Words of condolence include "Please accept my deepest sympathies," "Our prayers and thoughts are with you and your family in this time of loss" and "I hope peace, strength and comfort surround you as you walk through this trying time." Use these phrases to open or close a condolence note.
When offering words of condolence to family or friends, express honest, sincere feelings toward the bereaved. Use sincere wording to express sorrow and compassion to the family member or friend. Offer memories of the deceased, or mention good qualities, such as "She was a wonderful listener" or "I remember fondly fishing with your Dad last summer."

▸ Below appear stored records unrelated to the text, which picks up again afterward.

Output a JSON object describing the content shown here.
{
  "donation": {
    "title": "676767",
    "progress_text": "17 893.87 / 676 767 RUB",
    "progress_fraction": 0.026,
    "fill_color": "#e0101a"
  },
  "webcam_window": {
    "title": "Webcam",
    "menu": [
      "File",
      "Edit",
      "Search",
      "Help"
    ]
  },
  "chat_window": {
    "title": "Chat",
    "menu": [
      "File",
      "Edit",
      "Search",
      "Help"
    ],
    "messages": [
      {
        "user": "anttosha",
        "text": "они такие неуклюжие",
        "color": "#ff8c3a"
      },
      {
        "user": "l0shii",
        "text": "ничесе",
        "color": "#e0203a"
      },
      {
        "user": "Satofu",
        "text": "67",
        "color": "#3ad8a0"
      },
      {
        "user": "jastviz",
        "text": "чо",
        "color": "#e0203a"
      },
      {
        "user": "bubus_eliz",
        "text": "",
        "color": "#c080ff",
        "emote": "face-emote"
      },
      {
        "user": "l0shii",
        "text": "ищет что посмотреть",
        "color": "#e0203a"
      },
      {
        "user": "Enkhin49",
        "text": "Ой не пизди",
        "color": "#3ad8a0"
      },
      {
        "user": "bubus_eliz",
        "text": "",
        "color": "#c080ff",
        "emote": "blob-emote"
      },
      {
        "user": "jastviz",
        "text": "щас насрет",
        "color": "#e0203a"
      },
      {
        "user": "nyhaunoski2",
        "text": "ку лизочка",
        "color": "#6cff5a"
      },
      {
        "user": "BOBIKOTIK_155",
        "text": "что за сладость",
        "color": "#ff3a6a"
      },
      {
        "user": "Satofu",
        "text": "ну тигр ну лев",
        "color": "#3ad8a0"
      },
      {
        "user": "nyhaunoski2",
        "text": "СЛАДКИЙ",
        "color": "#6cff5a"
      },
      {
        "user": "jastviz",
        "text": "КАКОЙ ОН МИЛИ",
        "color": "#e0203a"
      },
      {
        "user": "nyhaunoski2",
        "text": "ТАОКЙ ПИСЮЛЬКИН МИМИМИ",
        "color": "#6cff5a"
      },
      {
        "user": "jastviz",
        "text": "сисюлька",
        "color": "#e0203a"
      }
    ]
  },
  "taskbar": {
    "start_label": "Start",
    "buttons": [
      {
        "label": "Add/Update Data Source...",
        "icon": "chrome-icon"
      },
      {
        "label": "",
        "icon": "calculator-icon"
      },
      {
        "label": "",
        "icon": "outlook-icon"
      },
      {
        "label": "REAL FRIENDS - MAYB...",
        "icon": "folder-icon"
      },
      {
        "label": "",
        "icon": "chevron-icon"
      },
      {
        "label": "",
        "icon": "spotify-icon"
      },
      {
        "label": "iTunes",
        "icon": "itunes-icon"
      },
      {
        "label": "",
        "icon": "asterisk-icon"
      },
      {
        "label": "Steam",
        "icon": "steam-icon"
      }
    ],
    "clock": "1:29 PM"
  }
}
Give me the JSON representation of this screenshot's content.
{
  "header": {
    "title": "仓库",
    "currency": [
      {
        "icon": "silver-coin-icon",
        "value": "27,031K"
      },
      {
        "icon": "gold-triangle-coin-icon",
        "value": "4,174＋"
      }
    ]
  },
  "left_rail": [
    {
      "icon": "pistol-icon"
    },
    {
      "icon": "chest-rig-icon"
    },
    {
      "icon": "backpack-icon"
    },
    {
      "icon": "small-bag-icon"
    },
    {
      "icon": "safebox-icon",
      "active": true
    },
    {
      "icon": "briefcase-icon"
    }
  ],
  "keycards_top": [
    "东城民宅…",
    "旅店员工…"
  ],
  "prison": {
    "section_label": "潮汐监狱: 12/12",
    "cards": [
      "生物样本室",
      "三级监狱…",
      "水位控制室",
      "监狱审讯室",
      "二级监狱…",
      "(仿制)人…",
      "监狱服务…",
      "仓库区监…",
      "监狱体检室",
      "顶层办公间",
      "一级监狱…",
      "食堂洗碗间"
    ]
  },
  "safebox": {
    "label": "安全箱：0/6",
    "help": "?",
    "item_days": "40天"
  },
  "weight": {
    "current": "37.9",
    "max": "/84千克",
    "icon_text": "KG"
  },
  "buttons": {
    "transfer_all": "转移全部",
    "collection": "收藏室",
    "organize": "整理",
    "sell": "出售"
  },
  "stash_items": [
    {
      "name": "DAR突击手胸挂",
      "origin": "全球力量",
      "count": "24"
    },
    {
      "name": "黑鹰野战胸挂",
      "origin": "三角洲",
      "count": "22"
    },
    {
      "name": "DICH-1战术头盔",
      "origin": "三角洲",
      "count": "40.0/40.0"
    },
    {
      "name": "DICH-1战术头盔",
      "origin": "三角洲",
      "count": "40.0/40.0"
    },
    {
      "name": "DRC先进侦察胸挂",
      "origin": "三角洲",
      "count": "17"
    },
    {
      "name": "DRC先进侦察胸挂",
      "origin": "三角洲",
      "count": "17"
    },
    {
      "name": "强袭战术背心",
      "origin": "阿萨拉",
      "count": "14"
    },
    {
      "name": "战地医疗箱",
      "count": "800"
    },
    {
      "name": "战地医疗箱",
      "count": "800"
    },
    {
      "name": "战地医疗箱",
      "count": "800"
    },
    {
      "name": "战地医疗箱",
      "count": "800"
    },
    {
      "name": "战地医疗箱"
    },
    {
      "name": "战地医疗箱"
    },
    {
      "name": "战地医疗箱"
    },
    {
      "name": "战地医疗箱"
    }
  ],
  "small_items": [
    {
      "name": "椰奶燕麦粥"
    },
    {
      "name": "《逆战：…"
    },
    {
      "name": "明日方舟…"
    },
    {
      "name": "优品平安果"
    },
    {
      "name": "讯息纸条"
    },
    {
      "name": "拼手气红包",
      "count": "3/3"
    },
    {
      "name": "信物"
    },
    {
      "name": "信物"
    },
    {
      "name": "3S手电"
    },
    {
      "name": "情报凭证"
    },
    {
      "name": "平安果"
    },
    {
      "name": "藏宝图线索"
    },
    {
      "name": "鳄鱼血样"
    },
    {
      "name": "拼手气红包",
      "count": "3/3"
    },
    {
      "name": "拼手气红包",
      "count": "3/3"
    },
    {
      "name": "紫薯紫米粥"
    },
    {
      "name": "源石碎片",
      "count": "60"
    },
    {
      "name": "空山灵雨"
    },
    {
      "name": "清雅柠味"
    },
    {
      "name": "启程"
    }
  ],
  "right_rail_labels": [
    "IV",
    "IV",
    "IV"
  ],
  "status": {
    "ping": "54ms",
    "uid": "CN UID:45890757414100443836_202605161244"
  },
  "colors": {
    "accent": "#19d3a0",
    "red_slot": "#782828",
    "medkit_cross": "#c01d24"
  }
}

Avoid comments that might inadvertently add more pain to the grieving person. Speak from the heart, but be careful not make the situation worse by dwelling on death or calling it a "blessing in disguise." Phrases like "He's better off now," "You'll get over this loss soon" or "At least you had time to prepare" can make the surviving family member or friend feel worse by minimizing the situation. Additionally, refrain from saying "I know how you feel" because while the death experience may be similar, no two people grieve the same way. Speak honestly and from the heart, but choose words that are not a burden to the bereaved.